Conflict in a narrative is created when the main character wants something. When something else gets in the protagonist’s way, a conflict arises. All stories contain conflict, and some people disagree about how many types of conflict there are. These discrepancies depend on individual narrative circumstances, but there are cases in which you should recognize a total of seven different types of narrative conflict.
What is internal conflict and external conflict and examples?
Man vs. Self
“Man vs. Self” is the only true version of internal conflict you will find in literature. In this mode, the conflict takes place within the mind of the main character, and often involves the character making a decision between right and wrong, or other mixed emotions. However, this struggle could also exist in the form of a character battling mental illness.
Man vs. Man
“Man vs. Man” is probably the most common form of external conflict, and is also known as interpersonal conflict. This mode lies at the heart of all dramatic arts and places the struggle directly between the protagonist and the antagonist — otherwise known as the good guy and the bad guy. In a man vs. man conflict, the protagonist wants something, and the antagonist obstructs the protagonist from getting what he wants.
Man vs. Society
This mode of external conflict occurs when the protagonist is placed at odds with a government or cultural tradition. This type of conflict applies to societal norms as well. For example, if a child gets in trouble with his parents for sneaking out of the house at night, he is in conflict with the societal tradition that children are expected to obey their parents.

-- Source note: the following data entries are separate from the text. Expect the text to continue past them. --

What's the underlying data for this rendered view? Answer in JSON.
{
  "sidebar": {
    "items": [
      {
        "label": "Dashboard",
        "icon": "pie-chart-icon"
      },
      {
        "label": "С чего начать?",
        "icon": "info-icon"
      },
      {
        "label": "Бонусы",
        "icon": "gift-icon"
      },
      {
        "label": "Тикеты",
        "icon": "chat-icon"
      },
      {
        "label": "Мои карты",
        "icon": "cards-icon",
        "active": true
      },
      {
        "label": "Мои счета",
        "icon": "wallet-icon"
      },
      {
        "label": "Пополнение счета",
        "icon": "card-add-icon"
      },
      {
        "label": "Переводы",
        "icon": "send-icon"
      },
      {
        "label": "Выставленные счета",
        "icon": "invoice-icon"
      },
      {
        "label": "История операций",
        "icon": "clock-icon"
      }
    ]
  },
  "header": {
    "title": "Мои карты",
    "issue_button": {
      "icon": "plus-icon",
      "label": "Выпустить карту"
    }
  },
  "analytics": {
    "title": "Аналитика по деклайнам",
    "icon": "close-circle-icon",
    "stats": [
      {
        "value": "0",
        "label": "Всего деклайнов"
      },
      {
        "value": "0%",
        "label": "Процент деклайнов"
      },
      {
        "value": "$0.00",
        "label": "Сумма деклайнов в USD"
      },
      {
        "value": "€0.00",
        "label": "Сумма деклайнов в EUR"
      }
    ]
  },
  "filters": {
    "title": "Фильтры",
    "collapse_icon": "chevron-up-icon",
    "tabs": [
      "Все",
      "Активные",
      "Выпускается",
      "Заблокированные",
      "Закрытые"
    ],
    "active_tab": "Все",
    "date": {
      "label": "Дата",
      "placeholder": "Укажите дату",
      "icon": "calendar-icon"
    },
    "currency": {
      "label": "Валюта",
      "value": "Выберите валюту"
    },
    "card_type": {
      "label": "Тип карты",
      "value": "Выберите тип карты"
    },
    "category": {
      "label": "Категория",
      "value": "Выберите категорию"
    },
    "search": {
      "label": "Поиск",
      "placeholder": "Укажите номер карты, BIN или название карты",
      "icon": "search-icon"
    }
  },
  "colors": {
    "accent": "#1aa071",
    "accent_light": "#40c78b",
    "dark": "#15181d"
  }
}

Man vs. Nature
“Man vs. Nature” pits the main character against the forces of nature — in the form of a natural disaster or a similarly dangerous situation — and is often associated with literary naturalism, which hinges on the idea that nature is indifferent to humanity. Stephen Crane’s short story, “The Open Boat,” is a prime example, and demonstrates that the sea can cause shipwrecks easily and without regard for humanity.
Man vs. Machine
“Man vs. Machine” can mean that a person is in direct combat with robots, in the context of science fiction, or it could mean simply that technology stands in the way of the protagonist getting what she wants. In the science-fiction version, the same attributes of a man vs. man conflict apply. However, if a person struggles to keep a job that a new machine can do better, the physical struggle is against the machine, but the emotional struggle is against the society that breeds technology.
Man vs. Fate/Supernatural
“Man vs. Fate” exists in any story in which the protagonist is struggling against a god or gods. It is sometimes considered part of “Man vs. Self” when focused on an internal, moral struggle, but should be considered separate in the context of epics — such as the “Iliad” and “Odyssey,” in which the gods are present antagonists. “Man vs. the Supernatural” falls into a similar standard: If the protagonist is the only one witnessing supernatural acts, it could be considered “Man vs. Self.” However, if it’s certain that these supernatural powers are real, then the mode of conflict stands on its own.